- **WHAT TO DO**
Copy out all lines bearing the word "basis" from the listing below.

╔══

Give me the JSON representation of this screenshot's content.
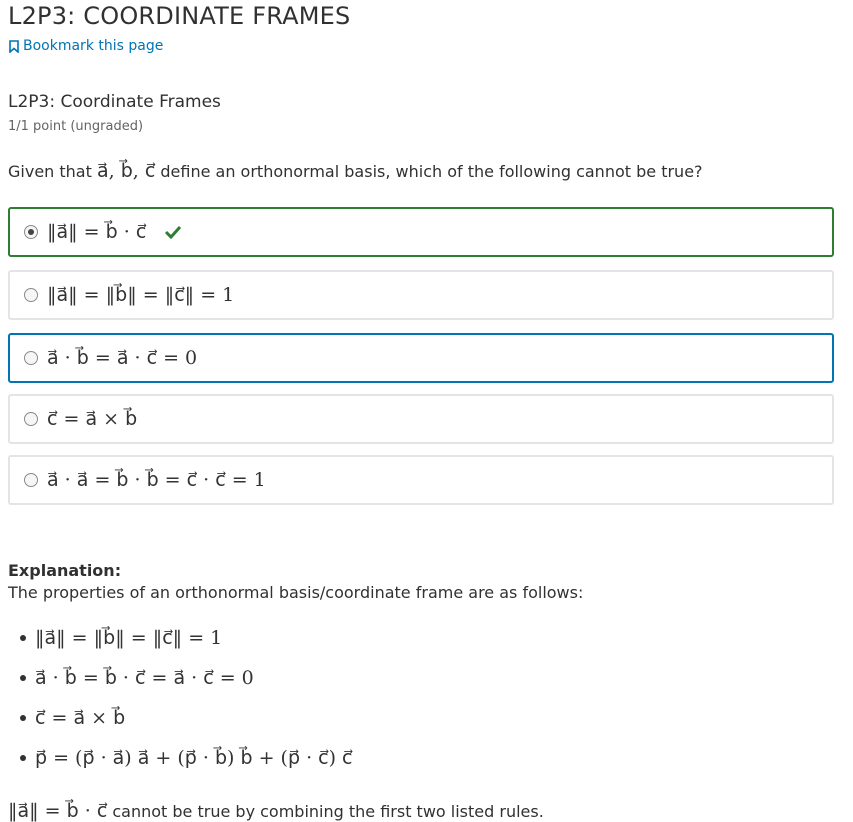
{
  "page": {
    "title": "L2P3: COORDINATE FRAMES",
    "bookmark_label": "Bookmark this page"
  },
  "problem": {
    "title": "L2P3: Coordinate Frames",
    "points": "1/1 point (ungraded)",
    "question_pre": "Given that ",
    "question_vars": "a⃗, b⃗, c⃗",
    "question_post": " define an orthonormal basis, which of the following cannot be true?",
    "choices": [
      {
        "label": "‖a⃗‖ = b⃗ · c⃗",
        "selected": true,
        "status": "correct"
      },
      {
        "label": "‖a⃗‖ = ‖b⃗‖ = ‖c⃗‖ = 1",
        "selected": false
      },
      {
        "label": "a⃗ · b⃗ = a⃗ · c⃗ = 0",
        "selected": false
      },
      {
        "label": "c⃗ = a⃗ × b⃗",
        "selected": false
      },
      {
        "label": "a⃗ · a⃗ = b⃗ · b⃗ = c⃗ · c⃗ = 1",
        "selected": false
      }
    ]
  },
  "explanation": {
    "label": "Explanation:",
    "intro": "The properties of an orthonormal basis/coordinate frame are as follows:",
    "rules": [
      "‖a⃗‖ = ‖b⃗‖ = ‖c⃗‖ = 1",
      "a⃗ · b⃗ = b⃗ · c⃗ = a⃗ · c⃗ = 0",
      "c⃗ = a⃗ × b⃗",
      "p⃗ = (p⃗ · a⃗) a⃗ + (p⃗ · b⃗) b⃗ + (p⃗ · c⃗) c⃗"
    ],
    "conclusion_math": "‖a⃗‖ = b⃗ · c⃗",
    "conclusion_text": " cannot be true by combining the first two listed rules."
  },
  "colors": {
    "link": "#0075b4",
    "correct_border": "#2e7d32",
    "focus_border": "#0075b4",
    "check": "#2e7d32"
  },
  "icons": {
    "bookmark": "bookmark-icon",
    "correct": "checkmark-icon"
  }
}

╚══

- **PROBLEM SOLUTION**
    "question_post": " define an orthonormal basis, which of the following cannot be true?",
    "intro": "The properties of an orthonormal basis/coordinate frame are as follows:",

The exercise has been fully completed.